WARNING OF MORE TEACHER SHORTAGES A Staffing Report by the Ministry of Education recommends that an extra 3,500 full-time
teachers be found to work in primary and secondary schools. The report says that NZ schools cannot
deliver adequate education because of the shortage of teachers and it recommends an increase from
the present 35,000 fulltime teaching positions to 38,500 positions, a rise of just over 10%.
It would cost $220 million for the government to implement all of the report's recommendations,
which include increasing staff numbers in smaller primary schools and a reduction of staff-student rations
in Maori immersion schools and bilingual classes.
Education Minister Trevor Mallard acknowledges that "teachers have made it pretty clear to me
that workload is a big issue for them ...", but he says that the speed at which any recommendations in
the Staffing report are implemented would depend on the latest round of Post Primary Teacher
Association (PPTA) pay negotiations.
Where would all the new teachers come from? No one seems sure. Schools have started
this year with nearly 400 teachers short, according to the Ministry of Education. A booming
secondary school population, an ageing workforce of teachers, a sharp drop in teacher trainees, and a

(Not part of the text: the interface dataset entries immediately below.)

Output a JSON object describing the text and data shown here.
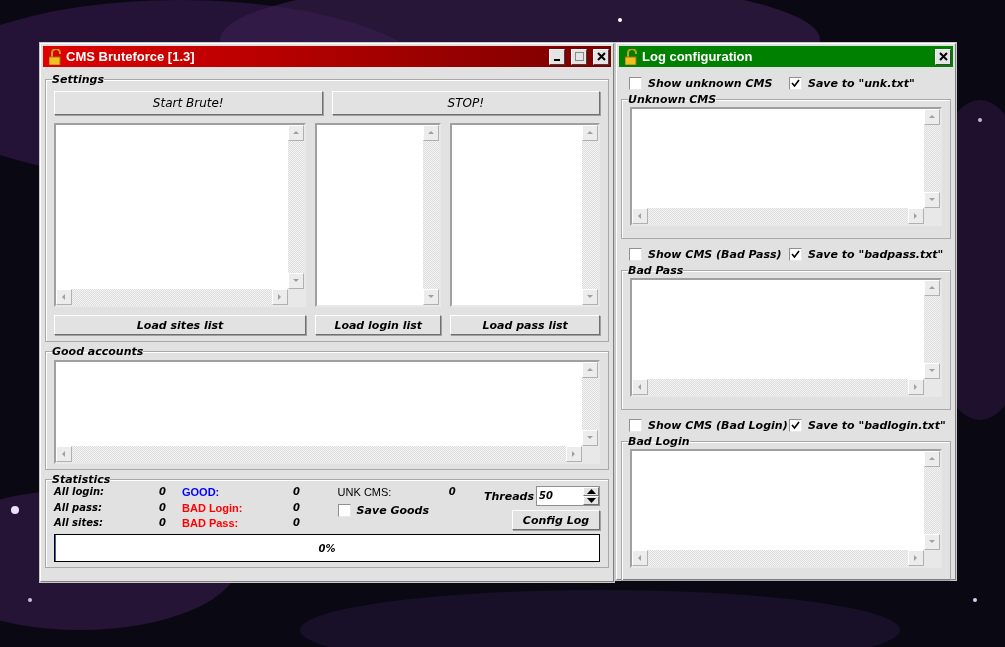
{
  "main_window": {
    "title": "CMS Bruteforce [1.3]",
    "settings": {
      "label": "Settings",
      "buttons": [
        "Start Brute!",
        "STOP!"
      ],
      "load_buttons": [
        "Load sites list",
        "Load login list",
        "Load pass list"
      ]
    },
    "good_accounts": {
      "label": "Good accounts"
    },
    "statistics": {
      "label": "Statistics",
      "counters": [
        {
          "label": "All login:",
          "value": "0",
          "color": "#000000"
        },
        {
          "label": "All pass:",
          "value": "0",
          "color": "#000000"
        },
        {
          "label": "All sites:",
          "value": "0",
          "color": "#000000"
        },
        {
          "label": "GOOD:",
          "value": "0",
          "color": "#0000ff"
        },
        {
          "label": "BAD Login:",
          "value": "0",
          "color": "#ff0000"
        },
        {
          "label": "BAD Pass:",
          "value": "0",
          "color": "#ff0000"
        }
      ],
      "unk_cms": {
        "label": "UNK CMS:",
        "value": "0"
      },
      "threads": {
        "label": "Threads",
        "value": "50"
      },
      "save_goods": {
        "label": "Save Goods",
        "checked": false
      },
      "config_log": "Config Log",
      "progress": {
        "level": 0,
        "text": "0%"
      }
    }
  },
  "log_window": {
    "title": "Log configuration",
    "sections": [
      {
        "show": {
          "label": "Show unknown CMS",
          "checked": false
        },
        "save": {
          "label": "Save to \"unk.txt\"",
          "checked": true
        },
        "group": "Unknown CMS"
      },
      {
        "show": {
          "label": "Show CMS (Bad Pass)",
          "checked": false
        },
        "save": {
          "label": "Save to \"badpass.txt\"",
          "checked": true
        },
        "group": "Bad Pass"
      },
      {
        "show": {
          "label": "Show CMS (Bad Login)",
          "checked": false
        },
        "save": {
          "label": "Save to \"badlogin.txt\"",
          "checked": true
        },
        "group": "Bad Login"
      }
    ]
  }
}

worldwide shortage of teachers ... all mean that very serious shortages will be likely in the next five years.
An Education Ministry survey has found that at the first day of term, 345 schools had
vacancies, compared with 295 schools last year. In secondary schools, mathematics and science positions
account for 14% of the teacher vacancies, and technology positions make up 12 %. Rural areas, and
schools with more Maori students and a lower socio-economic decile rating, have higher vacancies.
secondary school rolls are expected to peak in 2007.
the average age of the secondary teacher workforce is 43 years.
The Wellington College of Education reports that 141 people applied for secondary teacher
training this year, compared with 259 five years ago. Similarly, the Auckland College of Education had
experienced a fall in trainees from 555 in 1998, to 327 this year.
Sources New Zealand Herald 14 March 2001 "3500 more techers needed" by Libby Middlebrook and Audrey Young;
New Zealand Herald 28 March 2001 "School year began with 400 teachers short" by Rebecca Walsh